“That’s the meaning of life isn’t it? Trying to find a place for your stuff… That’s all your house is. It’s a pile of stuff with a cover on it.”
“Have you noticed that everybody else’s stuff is shit and your shit is stuff?”
- George Carlin
Stuff is devious. It pretends to be something that will make your life easier or more pleasurable but often ends up being a burden – something you’re tied to and can’t get rid of. Suddenly, pleasure becomes a responsibility. Better not get rid of this stuff. It might be useful again one day. You might be unhappy if it were gone. You might never find stuff like it.
So you relegate it to the garage or the basement or the attic where it fills boxes and makes homes for spiders and becomes forgotten. Even there it creates work. It needs to be moved about so you can get to other stuff, shoved aside so you can get to the Christmas decorations or the summer water toys or the Halloween costumes. It’s in the way, taking up space – in your home and in your brain. Just what was in those boxes, you wonder. Or, why do I still have those lamps or an antique cookie press I’ll never use or boxes of toys the boys outgrew years ago? So I decided it was time to liberate my family from the tyranny of owning too much stuff – by having a yard sale.
Before we moved to our present home, we lived in a neighborhood that had collective yard sales every May. It worked out really well. It became habit once a year to rid ourselves of excess stuff. But four years ago, we moved. Fortunately, I did a pretty thorough job of thinning our stuff then, because ownership is not nearly so attractive when you have to pack all your stuff in boxes, carry it up the basement steps, and load it in a U-Haul. So we trimmed down. Way down. In terms of stuff, we were positively svelte by the time we took up residence in our new home. But that was four years ago.

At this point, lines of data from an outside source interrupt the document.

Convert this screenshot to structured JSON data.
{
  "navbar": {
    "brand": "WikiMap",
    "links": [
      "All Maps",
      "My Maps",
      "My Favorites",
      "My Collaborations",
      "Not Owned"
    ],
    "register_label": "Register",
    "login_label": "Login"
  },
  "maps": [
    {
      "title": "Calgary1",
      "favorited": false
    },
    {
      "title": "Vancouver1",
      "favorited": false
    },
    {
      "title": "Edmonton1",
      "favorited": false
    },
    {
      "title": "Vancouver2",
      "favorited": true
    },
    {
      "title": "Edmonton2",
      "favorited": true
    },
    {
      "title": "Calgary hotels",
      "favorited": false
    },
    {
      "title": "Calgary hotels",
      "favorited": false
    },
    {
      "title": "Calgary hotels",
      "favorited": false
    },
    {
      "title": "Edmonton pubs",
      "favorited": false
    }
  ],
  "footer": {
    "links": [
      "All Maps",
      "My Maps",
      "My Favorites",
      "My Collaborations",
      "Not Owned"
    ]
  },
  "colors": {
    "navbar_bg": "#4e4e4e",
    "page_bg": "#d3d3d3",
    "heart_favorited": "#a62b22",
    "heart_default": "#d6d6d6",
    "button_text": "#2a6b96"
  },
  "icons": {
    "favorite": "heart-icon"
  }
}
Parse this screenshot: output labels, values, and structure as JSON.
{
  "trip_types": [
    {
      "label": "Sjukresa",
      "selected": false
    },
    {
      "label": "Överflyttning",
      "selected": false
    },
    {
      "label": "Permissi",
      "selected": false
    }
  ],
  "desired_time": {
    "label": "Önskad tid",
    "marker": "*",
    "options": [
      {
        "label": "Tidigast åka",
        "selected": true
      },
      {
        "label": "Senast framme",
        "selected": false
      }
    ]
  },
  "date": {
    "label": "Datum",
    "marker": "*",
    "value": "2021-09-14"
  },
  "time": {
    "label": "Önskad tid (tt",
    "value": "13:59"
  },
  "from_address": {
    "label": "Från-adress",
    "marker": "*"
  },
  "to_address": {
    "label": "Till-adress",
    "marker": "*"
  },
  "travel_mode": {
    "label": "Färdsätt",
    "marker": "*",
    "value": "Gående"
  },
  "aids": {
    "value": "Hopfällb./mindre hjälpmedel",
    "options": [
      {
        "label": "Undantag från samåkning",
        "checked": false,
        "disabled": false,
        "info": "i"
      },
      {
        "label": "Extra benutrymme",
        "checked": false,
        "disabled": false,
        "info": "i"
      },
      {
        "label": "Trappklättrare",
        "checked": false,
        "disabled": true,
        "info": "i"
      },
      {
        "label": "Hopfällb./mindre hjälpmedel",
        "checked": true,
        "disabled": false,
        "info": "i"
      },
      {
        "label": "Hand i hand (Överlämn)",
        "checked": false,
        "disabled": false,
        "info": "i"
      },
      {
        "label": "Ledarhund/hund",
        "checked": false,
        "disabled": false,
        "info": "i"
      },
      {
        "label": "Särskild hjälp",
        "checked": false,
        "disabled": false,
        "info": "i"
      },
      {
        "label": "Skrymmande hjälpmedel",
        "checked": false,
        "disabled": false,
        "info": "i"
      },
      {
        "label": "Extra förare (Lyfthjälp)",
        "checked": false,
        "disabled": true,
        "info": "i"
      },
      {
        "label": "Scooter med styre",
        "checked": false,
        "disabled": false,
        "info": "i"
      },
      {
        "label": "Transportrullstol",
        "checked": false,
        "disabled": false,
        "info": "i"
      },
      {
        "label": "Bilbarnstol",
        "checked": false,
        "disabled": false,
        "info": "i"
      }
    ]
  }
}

Some of you may have noticed a series of posts I did about cool stuff I’ve found at thrift stores. (See thrift pick) I frequent them regularly and drag home odd, old or unusual items that have only one thing in common – we have absolutely no use for any of it. I admit it. I am a collector. A junk store junkie. (See Confession of a Thrift Store Junkie) I regularly troll second hand stores and drag home whatever cast-off catches my fancy – a globe, a green glass jar, 800 Scrabble tiles. Four years is a long time for someone like me to go without thinning out the stuff.
It was time. So it’s a good thing for me that you can haul all your stuff out on the front lawn and put a sticker on it and chances are, someone will come along and buy it. (Unless it’s badly broken or extraordinarily ugly, it which case you put a sign that says “FREE” and it will disappear. American magic.)
So last Saturday, I did just that. After 4 hours of standing in my drive way with nothing better to do than to study the people who stopped to look at our stuff, I was able to identify several types of yard salers:
- Saturday morning pleasure shoppers – I like these kind. They’re the type who figure yard saling just means a drive on a pleasant morning, a cheap way to spend time with friends, and the off chance you might stumble on something you think is really cool.
- Antique Roadshow wannabees – These are fairly annoying. They’re just hoping to rip off some poor schmuck who’s selling his great granddaddy’s ugly old painting for $5 that’s actually an authentic Picasso. They’re not looking to find treasure. They’re looking to take it from some one else.
- Junk dealers – Only slightly less annoying than the Roadshow trollers. They tend to come early and drive big pick-ups with stuff piled in the back. They don’t expect to find treasure, but they want to pay dirt for your stuff.
- Grandparents – These can be fun because they’re always looking for something for their grandkids. Some of them will pinch a penny until it screams though and will haggle over a quarter.
- Young couples with cute little children – These are my favorite. They often don’t have a lot of money so they really appreciate cheap stuff (especially toys and kid clothes which we always have). And it’s always fun to give the kids more toys than their parents are willing to buy.
All in all, having a yard sale isn’t nearly fun (for me) as going to one. But I have to do it, right? I try to think of it as the ultimate recycling. Just doing my bit to keep my shit out of the landfills. (Sorry. Couldn’t resist.)
And how else would I get to have fun conversations like this:
“Will you take $5 for this?”
“Uh…I don’t think so.”
“But it’s old and ugly.”
“Yes, but I don’t think the neighbors want to sell their cat.”
“Do you have a dining room table?”
“Yes, it’s in the dining room.”
“It’s not for sale. That’s why it’s not out here. In the driveway. Where we’re selling stuff.”
He looked at me like I had just spit on him and stalked back to his car.
“Hey, can I get a cup of coffee, too?”
“Uh, I’m not serving…What do you mean ‘too’?!” I spun around. “Alright, who took my cup?”
Okay, I made up one of those. I’ll let you figure out which.